*REQUIRED ACTION:* Scan the listing and copy each line where the word "title" is present.
GIVEN RECORDS Start Marker
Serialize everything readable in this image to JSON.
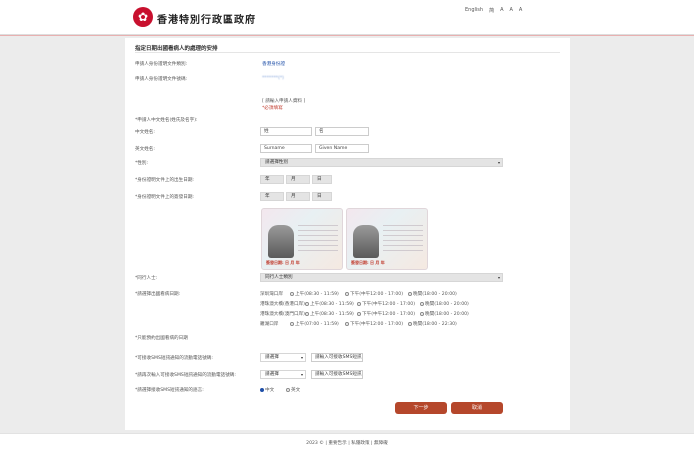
{
  "header": {
    "logo_glyph": "✿",
    "title": "香港特別行政區政府",
    "nav": [
      "English",
      "简",
      "A",
      "A",
      "A"
    ]
  },
  "form": {
    "title": "指定日期出國看病人的處理的安排",
    "applicant_doc_label": "申請人身份證明文件類別:",
    "applicant_doc_value": "香港身份證",
    "applicant_docno_label": "申請人身份證明文件號碼:",
    "applicant_docno_value": "*******(*)",
    "note_line1": "[ 請輸入申請人資料 ]",
    "note_line2": "*必須填寫",
    "patient_name_label": "*申請人中文姓名(姓氏及名字):",
    "chinese_name_label": "中文姓名:",
    "chinese_surname_placeholder": "姓",
    "chinese_given_placeholder": "名",
    "english_name_label": "英文姓名:",
    "english_surname_placeholder": "Surname",
    "english_given_placeholder": "Given Name",
    "sex_label": "*性別:",
    "sex_value": "請選擇性別",
    "dob_label": "*身份證明文件上的出生日期:",
    "dob_parts": [
      "年",
      "月",
      "日"
    ],
    "issue_label": "*身份證明文件上的簽發日期:",
    "issue_parts": [
      "年",
      "月",
      "日"
    ],
    "card_caption": "簽發日期: 日 月 年",
    "role_label": "*同行人士:",
    "role_value": "同行人士類別",
    "slot_label": "*請選擇出國看病日期:",
    "slots": [
      {
        "name": "深圳灣口岸",
        "options": [
          "上午(08:30 - 11:59)",
          "下午(中午12:00 - 17:00)",
          "晚間(18:00 - 20:00)"
        ]
      },
      {
        "name": "港珠澳大橋(香港口岸)",
        "options": [
          "上午(08:30 - 11:59)",
          "下午(中午12:00 - 17:00)",
          "晚間(18:00 - 20:00)"
        ]
      },
      {
        "name": "港珠澳大橋(澳門口岸)",
        "options": [
          "上午(08:30 - 11:59)",
          "下午(中午12:00 - 17:00)",
          "晚間(18:00 - 20:00)"
        ]
      },
      {
        "name": "羅湖口岸",
        "options": [
          "上午(07:00 - 11:59)",
          "下午(中午12:00 - 17:00)",
          "晚間(18:00 - 22:30)"
        ]
      }
    ],
    "slot_note": "*只能預約出國看病的日期",
    "sms_label1": "*可接收SMS短訊通知的流動電話號碼:",
    "sms_label2": "*請再次輸入可接收SMS短訊通知的流動電話號碼:",
    "sms_select": "請選擇",
    "sms_placeholder": "請輸入可接收SMS短訊",
    "lang_label": "*請選擇接收SMS短訊通知的語言:",
    "lang_options": [
      "中文",
      "英文"
    ],
    "next_button": "下一步",
    "cancel_button": "取消"
  },
  "footer": {
    "links": "2023 ©  |  重要告示  |  私隱政策  |  無障礙"
  }
}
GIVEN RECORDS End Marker
*PROBLEM SOLUTION:*
    "title": "香港特別行政區政府",
    "title": "指定日期出國看病人的處理的安排",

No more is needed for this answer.